He owned the best right-back crown for a considerable amount of time, but also impressed at left-back and on the right of a back three.
Dave, as he’s fondly called by Chelsea fans, was the player every team wanted: a defender who consistently delivered a solid 8/10 rating. With the former Marseille man setting himself such high standards, it was easier to spot when he was having a bad game.
A 6/10 performance from Azpilicueta was easy to spot. And such a drastic drop off would be a talking point among the Blues support. In many ways, the Spaniard had become a victim of his own success.
But his form across the past year has gone from being a concern to an issue. Last season, Sadio Mané ran rings around Azpilicueta at Anfield during the 2-0 defeat. That wasn’t the 30-year-old’s first nightmare game of the campaign but it was perhaps the most memorable.
He’s started sluggishly this season, too, and was exposed in the recent 2-2 draw with Sheffield United. He let Enda Stevens easily dart past him to set up the first goal for the away side just after half-time.
Azpilicueta was also sloppy in possession throughout that half and often caught on his heels as Chris Wilder’s men ramped up the pressure. Christian Pulsic was pulled back to support the Blues right-back on countless occasions
Azpilicueta looks out of sorts in the youthful, energetic Chelsea side Frank Lampard has pieced together. Perhaps it’s the change in style which has exposed Azpilicueta’s weaknesses.
Chelsea are no longer defensively dominant and look play on the break. Instead, they’re a cavalier, high-pressing team which is reminiscent of the 2016/17 version of Liverpool.
Over the summer, the Blues moved on and their captain may have been left behind. Of course, he still has a part to play; his experience is invaluable to this young squad. But he should no longer be a guaranteed starter, and might not be when Reece James returns from injury.

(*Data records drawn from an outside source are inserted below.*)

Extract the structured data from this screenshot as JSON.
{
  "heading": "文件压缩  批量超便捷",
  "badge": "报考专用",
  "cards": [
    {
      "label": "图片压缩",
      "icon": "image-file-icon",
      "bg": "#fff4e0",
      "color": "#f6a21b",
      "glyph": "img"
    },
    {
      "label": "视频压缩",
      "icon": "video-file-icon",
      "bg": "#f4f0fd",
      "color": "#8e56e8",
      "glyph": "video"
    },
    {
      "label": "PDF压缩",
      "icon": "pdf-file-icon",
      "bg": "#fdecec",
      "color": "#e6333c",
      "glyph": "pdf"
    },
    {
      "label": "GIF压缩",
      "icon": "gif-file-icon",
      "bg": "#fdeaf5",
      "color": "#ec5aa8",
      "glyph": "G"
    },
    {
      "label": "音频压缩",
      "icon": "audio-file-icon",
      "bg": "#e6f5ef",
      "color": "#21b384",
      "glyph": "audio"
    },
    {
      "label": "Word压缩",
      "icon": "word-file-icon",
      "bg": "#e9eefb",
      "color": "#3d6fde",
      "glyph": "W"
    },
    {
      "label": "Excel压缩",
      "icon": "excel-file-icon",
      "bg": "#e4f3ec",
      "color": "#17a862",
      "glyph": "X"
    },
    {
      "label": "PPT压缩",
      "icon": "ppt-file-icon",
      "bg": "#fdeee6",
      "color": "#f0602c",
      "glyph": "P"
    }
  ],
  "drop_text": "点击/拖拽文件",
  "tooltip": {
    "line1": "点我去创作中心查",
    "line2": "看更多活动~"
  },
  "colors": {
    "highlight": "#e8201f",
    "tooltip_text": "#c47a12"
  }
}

The 19-year-old is yet to make his Premier League debut but was the star performer for Wigan Atheltic in the Championship last season. Signed as a right-back, it quickly became apparent he was too good to be limited to that side of the pitch and was used as a centre-back and in midfield. Tellingly, he didn’t look out of place in either position.
The step up to the top flight is a big one, yet James proved at Wigan he is worthy of an opportunity in the first XI at Stamford Bridge. And just as with Mason Mount, Tammy Abraham and Fikayo Tomori, Lampard has shown that a lack of experience at the top level isn’t a hindrance in breaking into the Chelsea first-team.
James will make mistakes but it’s better for him to do and learn from them than have an ageing Azpilicueta continuously exposed.
The Chelsea youngster is, on paper at least, the perfect fit for what Lampard is trying to do at Stamford Bridge. He’s expressive on the ball, he’s used to a high-energy style and he’s diligent defensively.
James the real rival to Trent Alexander-Arnold as England’s future right-back. Aaron Wan-Bissaka is the flavour of the month but the way in which the Three Lions play means Gareth Southgate needs a right-back who is comfortable in possession.
They, at times, need to be something of a playmaker, too. Just as James was for Wigan and probably will be for Chelsea.
Azpilicueta can no doubt still do a job for the Blues but it might be painful viewing for fans. It’s through no fault of his own, either. He’s shown he can be adaptable in terms of position but the switch in style has exposed him. Some players thrive in defensive set-ups while others are better in attacking ones.
It just so happens Chelsea have adopted the latter while Dave is the former. He will be needed in certain situations but James has the ideal opportunity to claim the long-term right-back spot as soon as he’s back fit.